▶ **WORK ITEM**
Your output should be the full listing, unchanged.

▶ **THE RECORDS**
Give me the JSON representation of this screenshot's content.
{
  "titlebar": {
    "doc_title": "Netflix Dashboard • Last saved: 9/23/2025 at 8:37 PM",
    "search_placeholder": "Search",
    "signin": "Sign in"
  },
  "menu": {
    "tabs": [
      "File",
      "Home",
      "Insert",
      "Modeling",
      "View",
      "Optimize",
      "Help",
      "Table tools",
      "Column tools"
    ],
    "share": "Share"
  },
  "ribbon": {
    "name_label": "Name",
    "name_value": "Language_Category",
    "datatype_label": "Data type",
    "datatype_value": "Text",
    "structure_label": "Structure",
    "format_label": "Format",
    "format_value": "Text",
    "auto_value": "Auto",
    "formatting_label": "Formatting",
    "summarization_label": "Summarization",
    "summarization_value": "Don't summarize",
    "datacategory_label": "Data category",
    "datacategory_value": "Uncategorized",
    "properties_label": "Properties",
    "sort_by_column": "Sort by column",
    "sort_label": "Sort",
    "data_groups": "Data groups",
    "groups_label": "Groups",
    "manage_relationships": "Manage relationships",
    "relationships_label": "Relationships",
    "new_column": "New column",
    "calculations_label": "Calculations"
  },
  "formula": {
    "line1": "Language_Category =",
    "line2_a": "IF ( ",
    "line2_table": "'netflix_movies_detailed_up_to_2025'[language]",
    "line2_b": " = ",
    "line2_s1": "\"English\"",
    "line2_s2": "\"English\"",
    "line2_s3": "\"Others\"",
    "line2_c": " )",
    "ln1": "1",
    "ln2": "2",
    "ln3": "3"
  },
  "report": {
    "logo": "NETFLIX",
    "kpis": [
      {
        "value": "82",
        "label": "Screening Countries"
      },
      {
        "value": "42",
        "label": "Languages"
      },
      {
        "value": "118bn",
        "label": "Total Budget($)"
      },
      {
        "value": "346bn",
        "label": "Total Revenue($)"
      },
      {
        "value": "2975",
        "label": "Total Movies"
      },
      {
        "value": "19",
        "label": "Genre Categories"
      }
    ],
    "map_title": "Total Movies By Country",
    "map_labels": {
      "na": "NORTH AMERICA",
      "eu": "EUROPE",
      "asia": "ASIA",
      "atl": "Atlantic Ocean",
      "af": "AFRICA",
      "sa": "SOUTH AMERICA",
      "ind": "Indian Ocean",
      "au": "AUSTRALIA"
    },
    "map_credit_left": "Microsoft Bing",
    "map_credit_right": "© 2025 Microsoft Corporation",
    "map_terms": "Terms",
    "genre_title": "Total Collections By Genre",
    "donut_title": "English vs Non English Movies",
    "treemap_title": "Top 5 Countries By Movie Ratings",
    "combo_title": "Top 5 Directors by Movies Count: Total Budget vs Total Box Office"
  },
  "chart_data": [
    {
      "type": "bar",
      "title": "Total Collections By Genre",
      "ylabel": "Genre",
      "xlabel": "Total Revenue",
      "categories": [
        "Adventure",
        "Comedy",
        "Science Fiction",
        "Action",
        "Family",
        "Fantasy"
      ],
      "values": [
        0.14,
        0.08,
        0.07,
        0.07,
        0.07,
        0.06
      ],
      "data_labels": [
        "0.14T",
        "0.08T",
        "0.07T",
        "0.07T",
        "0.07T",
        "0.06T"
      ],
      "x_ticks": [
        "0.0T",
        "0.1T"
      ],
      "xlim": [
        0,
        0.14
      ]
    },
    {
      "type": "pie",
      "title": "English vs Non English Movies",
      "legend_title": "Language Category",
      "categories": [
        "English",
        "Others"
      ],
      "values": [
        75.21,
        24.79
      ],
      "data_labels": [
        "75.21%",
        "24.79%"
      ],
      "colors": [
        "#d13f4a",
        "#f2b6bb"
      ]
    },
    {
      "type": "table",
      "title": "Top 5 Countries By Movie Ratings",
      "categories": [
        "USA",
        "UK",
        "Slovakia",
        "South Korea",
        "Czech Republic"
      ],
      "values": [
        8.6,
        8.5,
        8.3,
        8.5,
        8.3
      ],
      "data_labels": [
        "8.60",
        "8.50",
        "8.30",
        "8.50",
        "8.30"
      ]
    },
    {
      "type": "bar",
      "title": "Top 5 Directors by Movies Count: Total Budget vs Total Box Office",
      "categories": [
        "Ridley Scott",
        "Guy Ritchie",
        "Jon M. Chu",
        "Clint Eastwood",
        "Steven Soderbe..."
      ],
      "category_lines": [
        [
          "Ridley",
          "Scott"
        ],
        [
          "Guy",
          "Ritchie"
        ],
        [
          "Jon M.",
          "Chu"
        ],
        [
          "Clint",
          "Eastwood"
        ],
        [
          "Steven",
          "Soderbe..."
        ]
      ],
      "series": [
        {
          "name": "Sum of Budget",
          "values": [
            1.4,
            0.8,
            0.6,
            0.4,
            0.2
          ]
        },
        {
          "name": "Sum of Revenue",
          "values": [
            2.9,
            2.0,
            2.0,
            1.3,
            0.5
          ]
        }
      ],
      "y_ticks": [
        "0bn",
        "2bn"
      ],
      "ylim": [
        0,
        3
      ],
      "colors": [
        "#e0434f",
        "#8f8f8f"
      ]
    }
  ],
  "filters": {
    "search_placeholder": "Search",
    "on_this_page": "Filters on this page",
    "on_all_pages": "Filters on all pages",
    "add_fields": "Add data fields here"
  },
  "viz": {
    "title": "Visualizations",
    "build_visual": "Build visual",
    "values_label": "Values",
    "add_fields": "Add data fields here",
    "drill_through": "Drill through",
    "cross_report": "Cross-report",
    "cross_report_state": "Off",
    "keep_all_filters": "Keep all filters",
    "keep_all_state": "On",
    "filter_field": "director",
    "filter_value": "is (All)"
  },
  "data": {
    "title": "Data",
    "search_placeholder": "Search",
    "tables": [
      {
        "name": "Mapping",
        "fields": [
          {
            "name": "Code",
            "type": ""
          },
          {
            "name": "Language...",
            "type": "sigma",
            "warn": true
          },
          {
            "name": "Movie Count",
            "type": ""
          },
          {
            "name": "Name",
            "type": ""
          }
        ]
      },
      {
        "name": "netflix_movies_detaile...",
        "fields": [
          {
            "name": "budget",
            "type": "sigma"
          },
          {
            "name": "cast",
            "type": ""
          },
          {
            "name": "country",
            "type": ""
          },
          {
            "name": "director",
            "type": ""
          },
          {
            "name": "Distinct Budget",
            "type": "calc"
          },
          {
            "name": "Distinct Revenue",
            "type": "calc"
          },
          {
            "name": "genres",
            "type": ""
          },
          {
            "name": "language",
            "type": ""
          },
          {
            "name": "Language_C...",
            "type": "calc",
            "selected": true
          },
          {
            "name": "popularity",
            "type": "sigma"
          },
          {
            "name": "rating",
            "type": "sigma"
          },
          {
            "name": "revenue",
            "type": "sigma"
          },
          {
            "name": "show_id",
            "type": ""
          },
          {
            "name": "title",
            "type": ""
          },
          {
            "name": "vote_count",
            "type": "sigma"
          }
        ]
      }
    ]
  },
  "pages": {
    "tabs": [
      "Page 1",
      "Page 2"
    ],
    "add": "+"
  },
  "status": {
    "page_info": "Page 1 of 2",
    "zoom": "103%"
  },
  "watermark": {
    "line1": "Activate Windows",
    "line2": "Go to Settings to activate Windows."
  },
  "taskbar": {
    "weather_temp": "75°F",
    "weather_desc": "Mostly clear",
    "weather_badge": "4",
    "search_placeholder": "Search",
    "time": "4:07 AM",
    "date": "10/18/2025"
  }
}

▶ **SOLUTION TO THE EXERCISE**
Give me the JSON representation of this screenshot's content.
{
  "titlebar": {
    "doc_title": "Netflix Dashboard • Last saved: 9/23/2025 at 8:37 PM",
    "search_placeholder": "Search",
    "signin": "Sign in"
  },
  "menu": {
    "tabs": [
      "File",
      "Home",
      "Insert",
      "Modeling",
      "View",
      "Optimize",
      "Help",
      "Table tools",
      "Column tools"
    ],
    "share": "Share"
  },
  "ribbon": {
    "name_label": "Name",
    "name_value": "Language_Category",
    "datatype_label": "Data type",
    "datatype_value": "Text",
    "structure_label": "Structure",
    "format_label": "Format",
    "format_value": "Text",
    "auto_value": "Auto",
    "formatting_label": "Formatting",
    "summarization_label": "Summarization",
    "summarization_value": "Don't summarize",
    "datacategory_label": "Data category",
    "datacategory_value": "Uncategorized",
    "properties_label": "Properties",
    "sort_by_column": "Sort by column",
    "sort_label": "Sort",
    "data_groups": "Data groups",
    "groups_label": "Groups",
    "manage_relationships": "Manage relationships",
    "relationships_label": "Relationships",
    "new_column": "New column",
    "calculations_label": "Calculations"
  },
  "formula": {
    "line1": "Language_Category =",
    "line2_a": "IF ( ",
    "line2_table": "'netflix_movies_detailed_up_to_2025'[language]",
    "line2_b": " = ",
    "line2_s1": "\"English\"",
    "line2_s2": "\"English\"",
    "line2_s3": "\"Others\"",
    "line2_c": " )",
    "ln1": "1",
    "ln2": "2",
    "ln3": "3"
  },
  "report": {
    "logo": "NETFLIX",
    "kpis": [
      {
        "value": "82",
        "label": "Screening Countries"
      },
      {
        "value": "42",
        "label": "Languages"
      },
      {
        "value": "118bn",
        "label": "Total Budget($)"
      },
      {
        "value": "346bn",
        "label": "Total Revenue($)"
      },
      {
        "value": "2975",
        "label": "Total Movies"
      },
      {
        "value": "19",
        "label": "Genre Categories"
      }
    ],
    "map_title": "Total Movies By Country",
    "map_labels": {
      "na": "NORTH AMERICA",
      "eu": "EUROPE",
      "asia": "ASIA",
      "atl": "Atlantic Ocean",
      "af": "AFRICA",
      "sa": "SOUTH AMERICA",
      "ind": "Indian Ocean",
      "au": "AUSTRALIA"
    },
    "map_credit_left": "Microsoft Bing",
    "map_credit_right": "© 2025 Microsoft Corporation",
    "map_terms": "Terms",
    "genre_title": "Total Collections By Genre",
    "donut_title": "English vs Non English Movies",
    "treemap_title": "Top 5 Countries By Movie Ratings",
    "combo_title": "Top 5 Directors by Movies Count: Total Budget vs Total Box Office"
  },
  "chart_data": [
    {
      "type": "bar",
      "title": "Total Collections By Genre",
      "ylabel": "Genre",
      "xlabel": "Total Revenue",
      "categories": [
        "Adventure",
        "Comedy",
        "Science Fiction",
        "Action",
        "Family",
        "Fantasy"
      ],
      "values": [
        0.14,
        0.08,
        0.07,
        0.07,
        0.07,
        0.06
      ],
      "data_labels": [
        "0.14T",
        "0.08T",
        "0.07T",
        "0.07T",
        "0.07T",
        "0.06T"
      ],
      "x_ticks": [
        "0.0T",
        "0.1T"
      ],
      "xlim": [
        0,
        0.14
      ]
    },
    {
      "type": "pie",
      "title": "English vs Non English Movies",
      "legend_title": "Language Category",
      "categories": [
        "English",
        "Others"
      ],
      "values": [
        75.21,
        24.79
      ],
      "data_labels": [
        "75.21%",
        "24.79%"
      ],
      "colors": [
        "#d13f4a",
        "#f2b6bb"
      ]
    },
    {
      "type": "table",
      "title": "Top 5 Countries By Movie Ratings",
      "categories": [
        "USA",
        "UK",
        "Slovakia",
        "South Korea",
        "Czech Republic"
      ],
      "values": [
        8.6,
        8.5,
        8.3,
        8.5,
        8.3
      ],
      "data_labels": [
        "8.60",
        "8.50",
        "8.30",
        "8.50",
        "8.30"
      ]
    },
    {
      "type": "bar",
      "title": "Top 5 Directors by Movies Count: Total Budget vs Total Box Office",
      "categories": [
        "Ridley Scott",
        "Guy Ritchie",
        "Jon M. Chu",
        "Clint Eastwood",
        "Steven Soderbe..."
      ],
      "category_lines": [
        [
          "Ridley",
          "Scott"
        ],
        [
          "Guy",
          "Ritchie"
        ],
        [
          "Jon M.",
          "Chu"
        ],
        [
          "Clint",
          "Eastwood"
        ],
        [
          "Steven",
          "Soderbe..."
        ]
      ],
      "series": [
        {
          "name": "Sum of Budget",
          "values": [
            1.4,
            0.8,
            0.6,
            0.4,
            0.2
          ]
        },
        {
          "name": "Sum of Revenue",
          "values": [
            2.9,
            2.0,
            2.0,
            1.3,
            0.5
          ]
        }
      ],
      "y_ticks": [
        "0bn",
        "2bn"
      ],
      "ylim": [
        0,
        3
      ],
      "colors": [
        "#e0434f",
        "#8f8f8f"
      ]
    }
  ],
  "filters": {
    "search_placeholder": "Search",
    "on_this_page": "Filters on this page",
    "on_all_pages": "Filters on all pages",
    "add_fields": "Add data fields here"
  },
  "viz": {
    "title": "Visualizations",
    "build_visual": "Build visual",
    "values_label": "Values",
    "add_fields": "Add data fields here",
    "drill_through": "Drill through",
    "cross_report": "Cross-report",
    "cross_report_state": "Off",
    "keep_all_filters": "Keep all filters",
    "keep_all_state": "On",
    "filter_field": "director",
    "filter_value": "is (All)"
  },
  "data": {
    "title": "Data",
    "search_placeholder": "Search",
    "tables": [
      {
        "name": "Mapping",
        "fields": [
          {
            "name": "Code",
            "type": ""
          },
          {
            "name": "Language...",
            "type": "sigma",
            "warn": true
          },
          {
            "name": "Movie Count",
            "type": ""
          },
          {
            "name": "Name",
            "type": ""
          }
        ]
      },
      {
        "name": "netflix_movies_detaile...",
        "fields": [
          {
            "name": "budget",
            "type": "sigma"
          },
          {
            "name": "cast",
            "type": ""
          },
          {
            "name": "country",
            "type": ""
          },
          {
            "name": "director",
            "type": ""
          },
          {
            "name": "Distinct Budget",
            "type": "calc"
          },
          {
            "name": "Distinct Revenue",
            "type": "calc"
          },
          {
            "name": "genres",
            "type": ""
          },
          {
            "name": "language",
            "type": ""
          },
          {
            "name": "Language_C...",
            "type": "calc",
            "selected": true
          },
          {
            "name": "popularity",
            "type": "sigma"
          },
          {
            "name": "rating",
            "type": "sigma"
          },
          {
            "name": "revenue",
            "type": "sigma"
          },
          {
            "name": "show_id",
            "type": ""
          },
          {
            "name": "title",
            "type": ""
          },
          {
            "name": "vote_count",
            "type": "sigma"
          }
        ]
      }
    ]
  },
  "pages": {
    "tabs": [
      "Page 1",
      "Page 2"
    ],
    "add": "+"
  },
  "status": {
    "page_info": "Page 1 of 2",
    "zoom": "103%"
  },
  "watermark": {
    "line1": "Activate Windows",
    "line2": "Go to Settings to activate Windows."
  },
  "taskbar": {
    "weather_temp": "75°F",
    "weather_desc": "Mostly clear",
    "weather_badge": "4",
    "search_placeholder": "Search",
    "time": "4:07 AM",
    "date": "10/18/2025"
  }
}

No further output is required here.